## Task:
Only a number is wanted: how many lines in these records contain the word "Portfolioaufgabe"?

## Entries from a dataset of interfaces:
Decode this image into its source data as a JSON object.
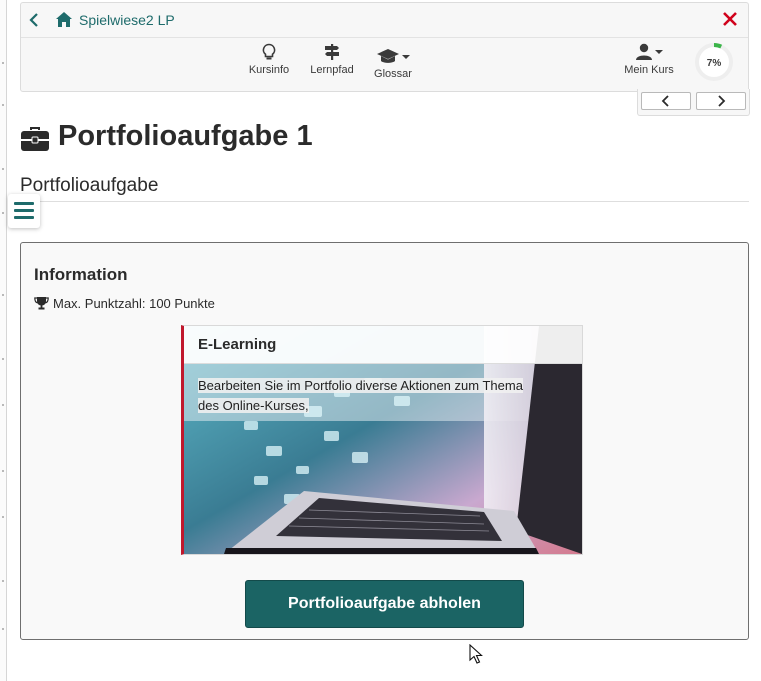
{
  "header": {
    "course_title": "Spielwiese2 LP",
    "toolbar": [
      {
        "label": "Kursinfo",
        "icon": "lightbulb-icon"
      },
      {
        "label": "Lernpfad",
        "icon": "signpost-icon"
      },
      {
        "label": "Glossar",
        "icon": "graduation-cap-icon"
      }
    ],
    "my_course_label": "Mein Kurs",
    "progress_label": "7%",
    "progress_fraction": 0.07,
    "colors": {
      "accent": "#1e6b6b",
      "close": "#d0021b",
      "progress": "#3cb54a"
    }
  },
  "page": {
    "title": "Portfolioaufgabe 1",
    "subtitle": "Portfolioaufgabe"
  },
  "info": {
    "heading": "Information",
    "points": "Max. Punktzahl: 100 Punkte",
    "card": {
      "title": "E-Learning",
      "text_line1": "Bearbeiten Sie im Portfolio diverse Aktionen zum Thema",
      "text_line2": "des Online-Kurses,"
    },
    "button_label": "Portfolioaufgabe abholen"
  }
}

## Output:
3